In the end it is the change in habits of the people that is needed to combat climate change. That was the main message I prepared for my interviews with the press when I was two days in Madrid for talks at the Casa Encendida. I also had prepared some examples of why it is so difficult to change behaviour, especially with regard to climate change. And how communication could help in changing attitudes and support new practices. The Fundación Félix Rodríguez de la Fuente had organized several interviews. Via a two press agencies articles appeared in a series of news papeers, magazines and websites. E.g. in: Europa press, 15 September 2009 and Extremadura al día, 16 October 2009. My message on Copenhagen that politicians only take adequate measures, when their voters press for it, at least came over loud and clear. In hindsight I must say that talking to the press is still quite a learning experience for me. I feel more comfortable with strategizing or organizing a press conference.
Thursday, 5 November 2009
To get a process of peer learning going, CNA organized a game during the conference on "CLIMATE CHANGE, STATE RESILIENCE AND GLOBAL SECURITY". At the registration the over a hundred participants all got a game booklet with a scenario on climate change and global security in the year 2040. Each participant was provided with a card with the flag of the country (s)he was supposed to represent. It contained a 80-word description of the position of that country. A pannel of retired admirals played the role of a White House security advisor, the Joint Chief of Staffs, the Department of Defense Secretary, a Congressman and the Secretary of State. The audience had to vote on questions with regard to climate change and relief response: what would you do, how are you going to do it, how will this resource demand end.
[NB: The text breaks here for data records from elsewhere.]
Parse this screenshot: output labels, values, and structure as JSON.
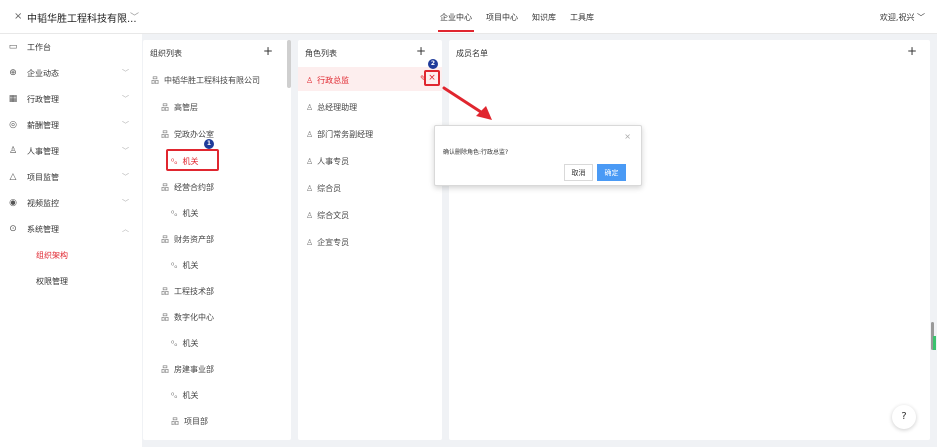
{
  "header": {
    "close_glyph": "×",
    "company": "中韬华胜工程科技有限...",
    "nav": [
      {
        "label": "企业中心",
        "active": true
      },
      {
        "label": "项目中心",
        "active": false
      },
      {
        "label": "知识库",
        "active": false
      },
      {
        "label": "工具库",
        "active": false
      }
    ],
    "user": "欢迎,祝兴 ﹀"
  },
  "sidebar": {
    "items": [
      {
        "label": "工作台",
        "icon": "monitor-icon",
        "glyph": "▭"
      },
      {
        "label": "企业动态",
        "icon": "globe-icon",
        "glyph": "⊕"
      },
      {
        "label": "行政管理",
        "icon": "grid-icon",
        "glyph": "▦"
      },
      {
        "label": "薪酬管理",
        "icon": "money-icon",
        "glyph": "◎"
      },
      {
        "label": "人事管理",
        "icon": "people-icon",
        "glyph": "♙"
      },
      {
        "label": "项目监管",
        "icon": "cloud-icon",
        "glyph": "△"
      },
      {
        "label": "视频监控",
        "icon": "camera-icon",
        "glyph": "◉"
      },
      {
        "label": "系统管理",
        "icon": "settings-icon",
        "glyph": "⊙"
      }
    ],
    "sub_items": [
      {
        "label": "组织架构",
        "active": true
      },
      {
        "label": "权限管理",
        "active": false
      }
    ]
  },
  "org_panel": {
    "title": "组织列表",
    "plus": "+",
    "items": [
      {
        "label": "中韬华胜工程科技有限公司",
        "glyph": "品"
      },
      {
        "label": "高管层",
        "glyph": "品"
      },
      {
        "label": "党政办公室",
        "glyph": "品"
      },
      {
        "label": "机关",
        "glyph": "⁰ₒ",
        "highlight": true
      },
      {
        "label": "经营合约部",
        "glyph": "品"
      },
      {
        "label": "机关",
        "glyph": "⁰ₒ"
      },
      {
        "label": "财务资产部",
        "glyph": "品"
      },
      {
        "label": "机关",
        "glyph": "⁰ₒ"
      },
      {
        "label": "工程技术部",
        "glyph": "品"
      },
      {
        "label": "数字化中心",
        "glyph": "品"
      },
      {
        "label": "机关",
        "glyph": "⁰ₒ"
      },
      {
        "label": "房建事业部",
        "glyph": "品"
      },
      {
        "label": "机关",
        "glyph": "⁰ₒ"
      },
      {
        "label": "项目部",
        "glyph": "品"
      }
    ]
  },
  "role_panel": {
    "title": "角色列表",
    "plus": "+",
    "items": [
      {
        "label": "行政总监",
        "active": true
      },
      {
        "label": "总经理助理"
      },
      {
        "label": "部门常务副经理"
      },
      {
        "label": "人事专员"
      },
      {
        "label": "综合员"
      },
      {
        "label": "综合文员"
      },
      {
        "label": "企宣专员"
      }
    ],
    "edit_glyph": "✎",
    "delete_glyph": "×"
  },
  "member_panel": {
    "title": "成员名单",
    "plus": "+"
  },
  "dialog": {
    "message": "确认删除角色:行政总监?",
    "cancel": "取消",
    "confirm": "确定",
    "close": "×"
  },
  "badges": {
    "one": "1",
    "two": "2"
  },
  "help": "?",
  "colors": {
    "accent": "#e0262f",
    "primary_button": "#4a9af5",
    "badge": "#1f3b9a"
  }
}
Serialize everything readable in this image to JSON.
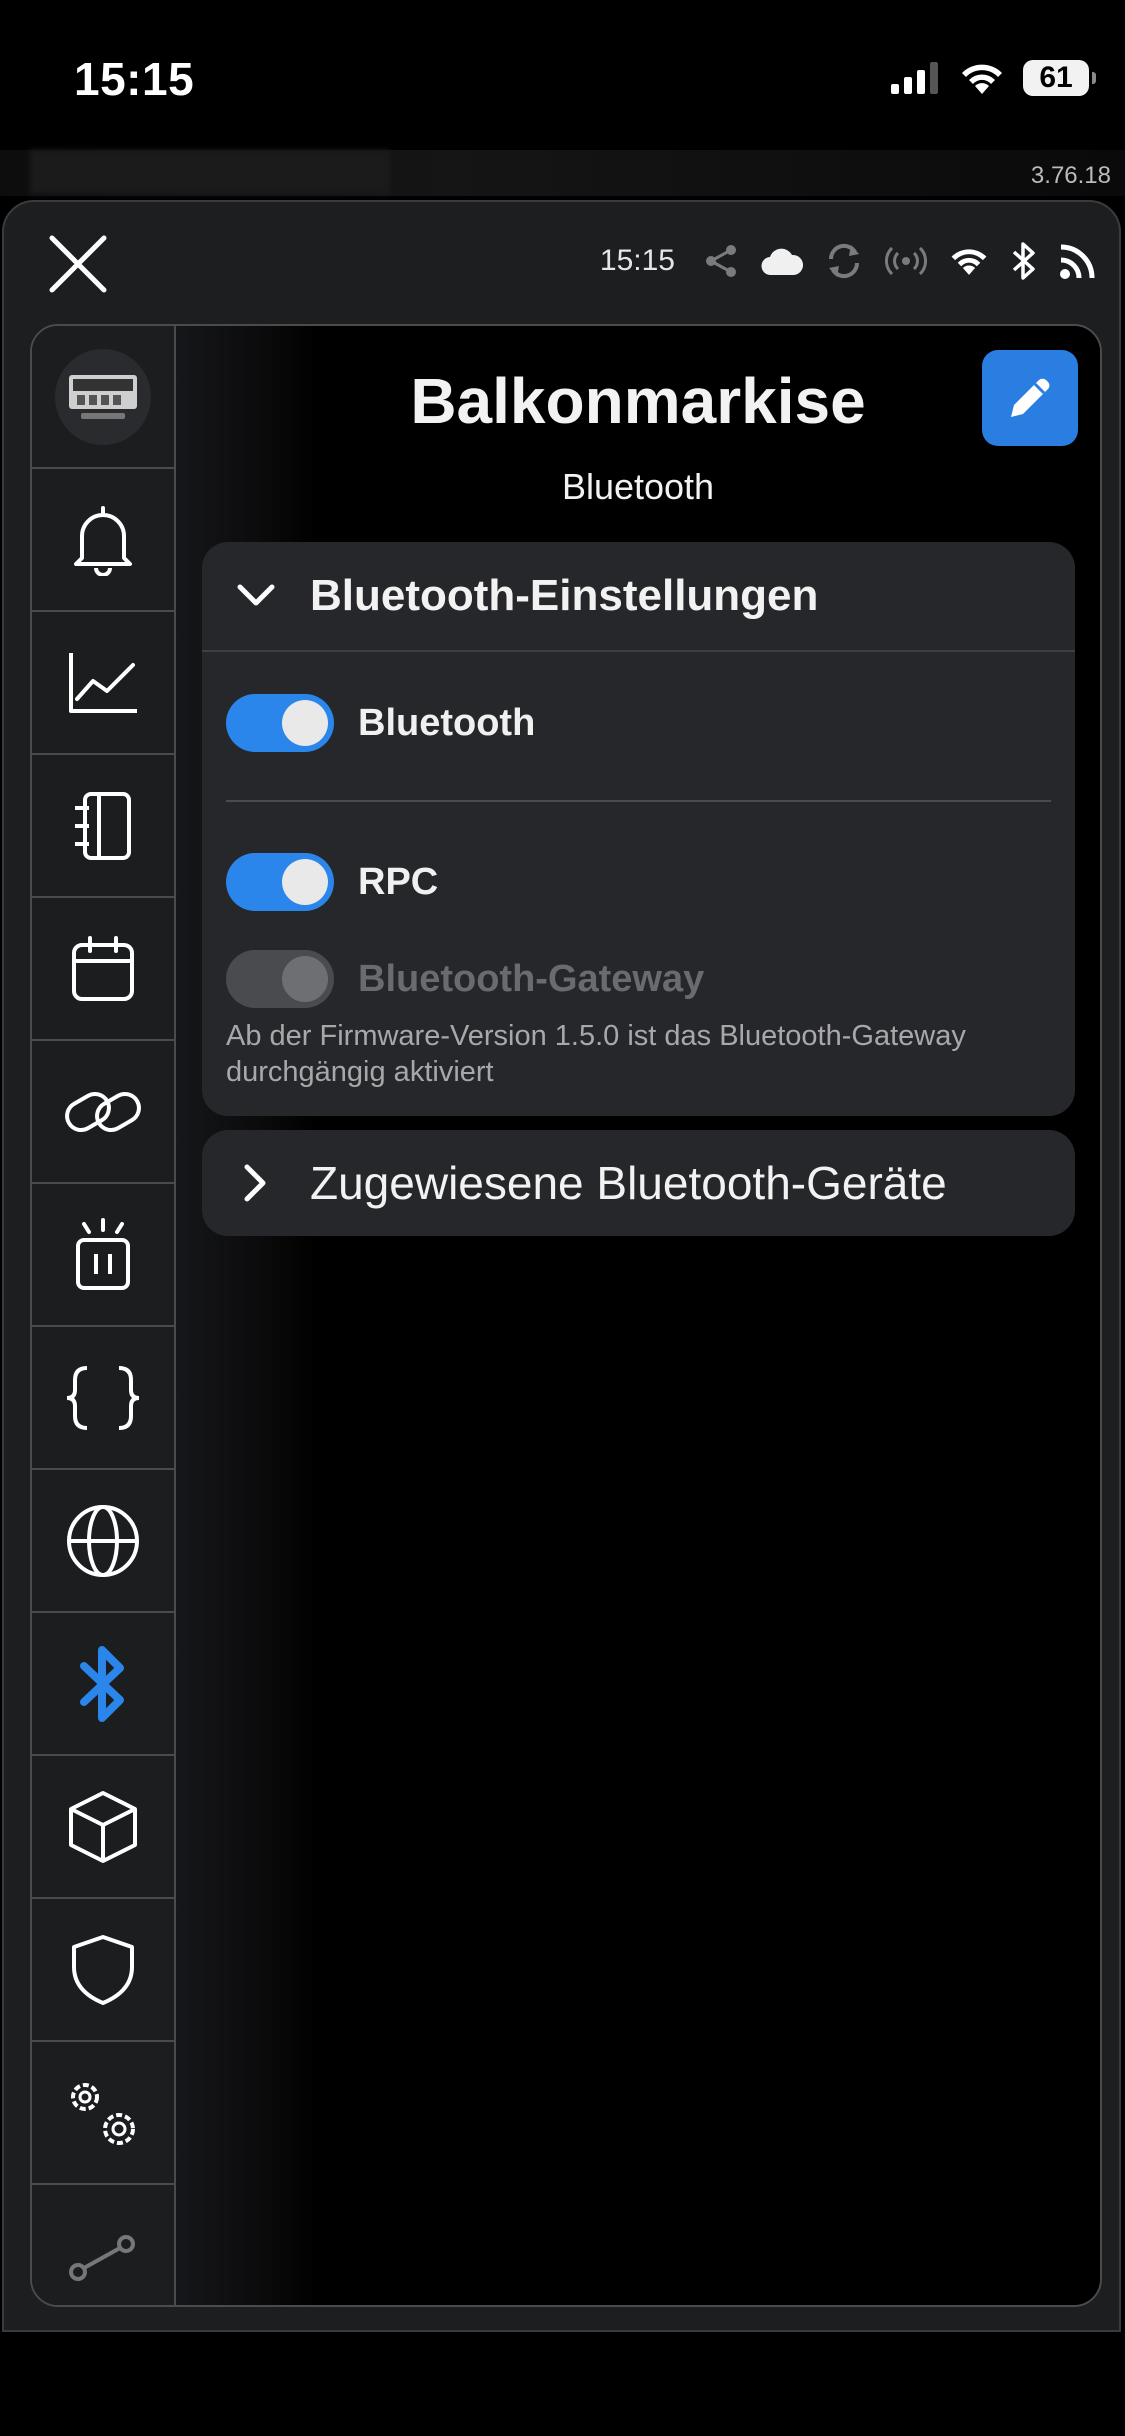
{
  "status_bar": {
    "time": "15:15",
    "battery": "61"
  },
  "app_version": "3.76.18",
  "modal": {
    "top_time": "15:15",
    "top_icons": [
      "share-icon",
      "cloud-icon",
      "sync-icon",
      "broadcast-icon",
      "wifi-icon",
      "bluetooth-icon",
      "rss-icon"
    ]
  },
  "sidebar": {
    "items": [
      {
        "icon": "device-avatar",
        "active": false
      },
      {
        "icon": "bell-icon",
        "active": false
      },
      {
        "icon": "chart-line-icon",
        "active": false
      },
      {
        "icon": "notebook-icon",
        "active": false
      },
      {
        "icon": "calendar-icon",
        "active": false
      },
      {
        "icon": "link-icon",
        "active": false
      },
      {
        "icon": "alarm-icon",
        "active": false
      },
      {
        "icon": "code-braces-icon",
        "active": false
      },
      {
        "icon": "globe-icon",
        "active": false
      },
      {
        "icon": "bluetooth-icon",
        "active": true
      },
      {
        "icon": "cube-icon",
        "active": false
      },
      {
        "icon": "shield-icon",
        "active": false
      },
      {
        "icon": "gears-icon",
        "active": false
      },
      {
        "icon": "graph-icon",
        "active": false
      }
    ],
    "active_color": "#2a86ea"
  },
  "page": {
    "title": "Balkonmarkise",
    "subtitle": "Bluetooth"
  },
  "settings_card": {
    "title": "Bluetooth-Einstellungen",
    "expanded": true,
    "bluetooth": {
      "label": "Bluetooth",
      "on": true
    },
    "rpc": {
      "label": "RPC",
      "on": true
    },
    "gateway": {
      "label": "Bluetooth-Gateway",
      "on": true,
      "disabled": true
    },
    "note": "Ab der Firmware-Version 1.5.0 ist das Bluetooth-Gateway durchgängig aktiviert"
  },
  "devices_card": {
    "title": "Zugewiesene Bluetooth-Geräte",
    "expanded": false
  },
  "colors": {
    "accent": "#2a86ea",
    "edit_button": "#2a7de1",
    "card_bg": "#26272a"
  }
}
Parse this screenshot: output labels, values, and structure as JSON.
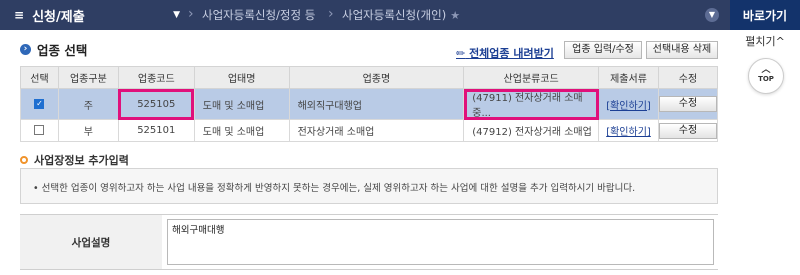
{
  "nav": {
    "home_label": "신청/제출",
    "crumb1": "사업자등록신청/정정 등",
    "crumb2": "사업자등록신청(개인)",
    "quick_label": "바로가기",
    "expand_label": "펼치기^",
    "top_label": "TOP"
  },
  "section": {
    "title": "업종 선택",
    "download_link": "전체업종 내려받기",
    "input_button": "업종 입력/수정",
    "delete_button": "선택내용 삭제"
  },
  "table": {
    "headers": [
      "선택",
      "업종구분",
      "업종코드",
      "업태명",
      "업종명",
      "산업분류코드",
      "제출서류",
      "수정"
    ],
    "rows": [
      {
        "checked": true,
        "type": "주",
        "code": "525105",
        "business_type": "도매 및 소매업",
        "industry_name": "해외직구대행업",
        "class_code": "(47911) 전자상거래 소매 중...",
        "document": "[확인하기]",
        "edit": "수정"
      },
      {
        "checked": false,
        "type": "부",
        "code": "525101",
        "business_type": "도매 및 소매업",
        "industry_name": "전자상거래 소매업",
        "class_code": "(47912) 전자상거래 소매업",
        "document": "[확인하기]",
        "edit": "수정"
      }
    ]
  },
  "extra": {
    "title": "사업장정보 추가입력",
    "notice": "• 선택한 업종이 영위하고자 하는 사업 내용을 정확하게 반영하지 못하는 경우에는, 실제 영위하고자 하는 사업에 대한 설명을 추가 입력하시기 바랍니다.",
    "field_label": "사업설명",
    "field_value": "해외구매대행"
  }
}
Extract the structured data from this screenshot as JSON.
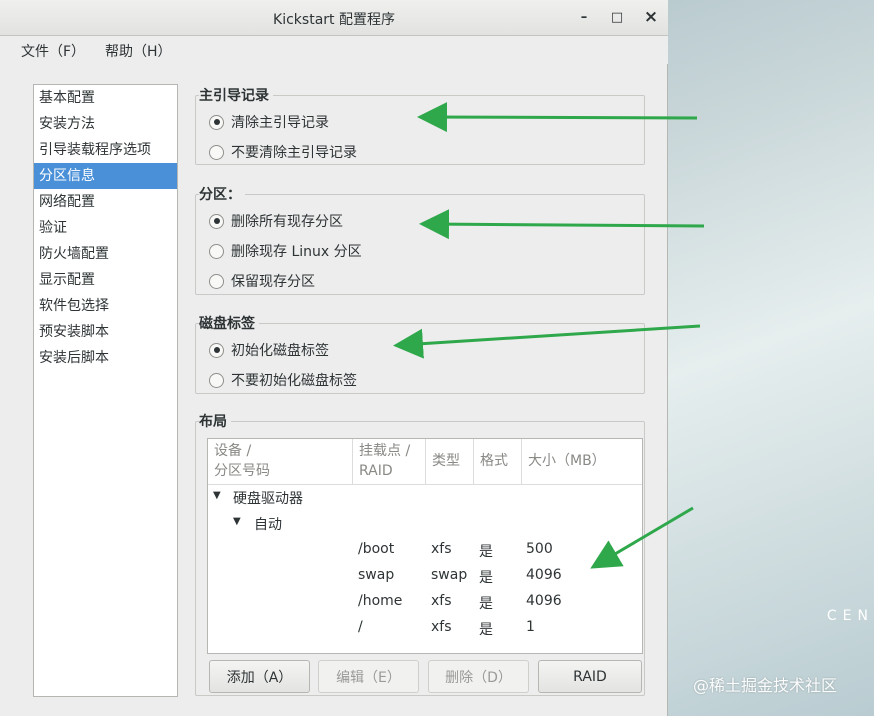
{
  "window": {
    "title": "Kickstart 配置程序",
    "controls": {
      "minimize": "–",
      "maximize": "□",
      "close": "×"
    }
  },
  "menu": {
    "file": "文件（F）",
    "help": "帮助（H）"
  },
  "sidebar": {
    "items": [
      {
        "label": "基本配置"
      },
      {
        "label": "安装方法"
      },
      {
        "label": "引导装载程序选项"
      },
      {
        "label": "分区信息",
        "selected": true
      },
      {
        "label": "网络配置"
      },
      {
        "label": "验证"
      },
      {
        "label": "防火墙配置"
      },
      {
        "label": "显示配置"
      },
      {
        "label": "软件包选择"
      },
      {
        "label": "预安装脚本"
      },
      {
        "label": "安装后脚本"
      }
    ]
  },
  "mbr": {
    "title": "主引导记录",
    "options": [
      {
        "label": "清除主引导记录",
        "checked": true
      },
      {
        "label": "不要清除主引导记录",
        "checked": false
      }
    ]
  },
  "partitions": {
    "title": "分区：",
    "options": [
      {
        "label": "删除所有现存分区",
        "checked": true
      },
      {
        "label": "删除现存  Linux 分区",
        "checked": false
      },
      {
        "label": "保留现存分区",
        "checked": false
      }
    ]
  },
  "disklabel": {
    "title": "磁盘标签",
    "options": [
      {
        "label": "初始化磁盘标签",
        "checked": true
      },
      {
        "label": "不要初始化磁盘标签",
        "checked": false
      }
    ]
  },
  "layout": {
    "title": "布局",
    "columns": {
      "device_line1": "设备 /",
      "device_line2": "分区号码",
      "mount_line1": "挂载点 /",
      "mount_line2": "RAID",
      "type": "类型",
      "format": "格式",
      "size": "大小（MB）"
    },
    "tree": {
      "root": "硬盘驱动器",
      "child": "自动",
      "rows": [
        {
          "mount": "/boot",
          "type": "xfs",
          "format": "是",
          "size": "500"
        },
        {
          "mount": "swap",
          "type": "swap",
          "format": "是",
          "size": "4096"
        },
        {
          "mount": "/home",
          "type": "xfs",
          "format": "是",
          "size": "4096"
        },
        {
          "mount": "/",
          "type": "xfs",
          "format": "是",
          "size": "1"
        }
      ]
    },
    "buttons": {
      "add": "添加（A）",
      "edit": "编辑（E）",
      "delete": "删除（D）",
      "raid": "RAID"
    }
  },
  "desktop": {
    "logo_text": "CEN",
    "watermark": "@稀土掘金技术社区"
  },
  "colors": {
    "selection": "#4a90d9",
    "arrow": "#2ea84a"
  }
}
The panel then discussed what the response of the US administration should be. Afterwards a climate change representative of the current White House Council on Environmental Quality gave her reactions as an introduction to a lively plenary discussion.